Understanding your personal risk for developing breast cancer enables you to be an active participant in your breast care. Utilizing methods that promote early detection, such as breast self-exam and mammography, increase your chances of having positive outcomes if diagnosed with breast disease – the earlier you identify changes, the better.

Risk Assessment

Knowing your breast cancer risk allows you to work together with your doctor to develop and implement a plan of care designed specifically for you. Risk assessment methods are available to help determine your individual risk of developing breast cancer. The link below will take you to a risk calculator that will ask questions about known risk factors for breast cancer, including questions about family history, age, reproductive history and known genetic mutations.

Calculate your Breast Cancer Risk

Breast Self-Exam

Breast Exam

It is important that you become familiar with your breast size, shape, color and feel so that you know what is normal for you. For your greatest awareness, we recommend that you perform a monthly breast self-exam. A self-exam is a controlled and convenient way to stay in-tune with your breasts and to track any changes that may develop overtime. You are encouraged to keep a log of your self-exams and to write down any questions that you may have for your next doctor’s appointment.

When should I  perform a breast self-exam?

The best time to examine your breasts is a few days after your menstrual cycle when your breasts are less apt to be tender or swollen.

How do I perform a breast self-exam?

  • Begin your self-breast exam by either lying down or standing up
  • Raise your right arm and tuck your hand behind your head
  • Using the pads of your fingers on your left hand, hold your fingers together and press in a circular motion on your right breast without lifting your fingers off of your skin
    • Be sure to feel for changes, like lumps or thickening, throughout all of your breast tissue from the surface through the depth of your breasts
      • Use light pressure for the skin and tissue just beneath
      • Use medium pressure for tissue in the middle of your breasts
      • Use firm pressure for the deep tissue
  • Follow an up and down pattern to cover the entire breast from top to bottom and side to side
    • Be sure to cover the breadth of area from your collarbone to the underneath of your breast, and from your armpit to the center of your chest
  • Repeat all steps for your left breast
  • Lastly, stand in front of a mirror and check visually for any changes – dimpling, swelling, nipple changes or leakage, or redness of the skin
It is important to note that self-exams do not take the place of clinical breast exams or screening mammograms, which are both done by your doctor.

If you are 20-39 years of age, you should have a clinical breast exam at least once every three years.

If you are 40 years of age or older, you should have a clinical breast exam every year as well as a yearly mammogram.

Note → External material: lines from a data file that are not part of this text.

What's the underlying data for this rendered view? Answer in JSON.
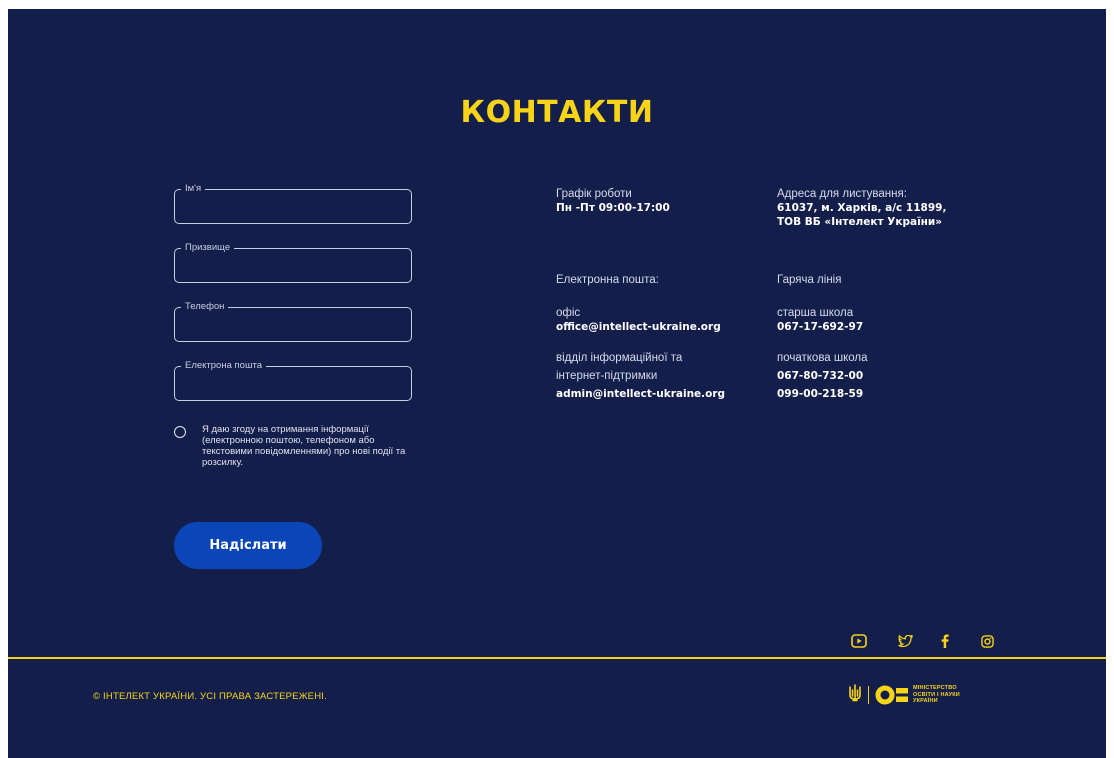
{
  "page": {
    "title": "КОНТАКТИ",
    "colors": {
      "background": "#141e4b",
      "accent": "#f7d418",
      "button": "#0b46b8"
    }
  },
  "form": {
    "fields": [
      {
        "label": "Ім'я",
        "value": ""
      },
      {
        "label": "Призвище",
        "value": ""
      },
      {
        "label": "Телефон",
        "value": ""
      },
      {
        "label": "Електрона пошта",
        "value": ""
      }
    ],
    "consent": "Я даю згоду на отримання інформації (електронною поштою, телефоном або текстовими повідомленнями) про нові події та розсилку.",
    "consent_checked": false,
    "submit_label": "Надіслати"
  },
  "contacts": {
    "schedule_label": "Графік роботи",
    "schedule_value": "Пн -Пт 09:00-17:00",
    "address_label": "Адреса для листування:",
    "address_line1": "61037, м. Харків, а/с 11899,",
    "address_line2": "ТОВ ВБ «Інтелект України»",
    "email_heading": "Електронна пошта:",
    "office_label": "офіс",
    "office_email": "office@intellect-ukraine.org",
    "support_label_1": "відділ інформаційної та",
    "support_label_2": "інтернет-підтримки",
    "support_email": "admin@intellect-ukraine.org",
    "hotline_heading": "Гаряча лінія",
    "senior_label": "старша школа",
    "senior_phone": "067-17-692-97",
    "primary_label": "початкова школа",
    "primary_phone_1": "067-80-732-00",
    "primary_phone_2": "099-00-218-59"
  },
  "social": [
    "youtube-icon",
    "twitter-icon",
    "facebook-icon",
    "instagram-icon"
  ],
  "footer": {
    "copyright": "© ІНТЕЛЕКТ УКРАЇНИ. УСІ ПРАВА ЗАСТЕРЕЖЕНІ.",
    "ministry_line1": "МІНІСТЕРСТВО",
    "ministry_line2": "ОСВІТИ І НАУКИ",
    "ministry_line3": "УКРАЇНИ"
  }
}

Mammogram Guidelines

Our understanding of the safest and most effective way to screen women for breast cancer is continuously evolving. Below is a link to the current American Cancer Society guidelines for mammography screening.

American Cancer Society Breast Cancer Screening Guidelines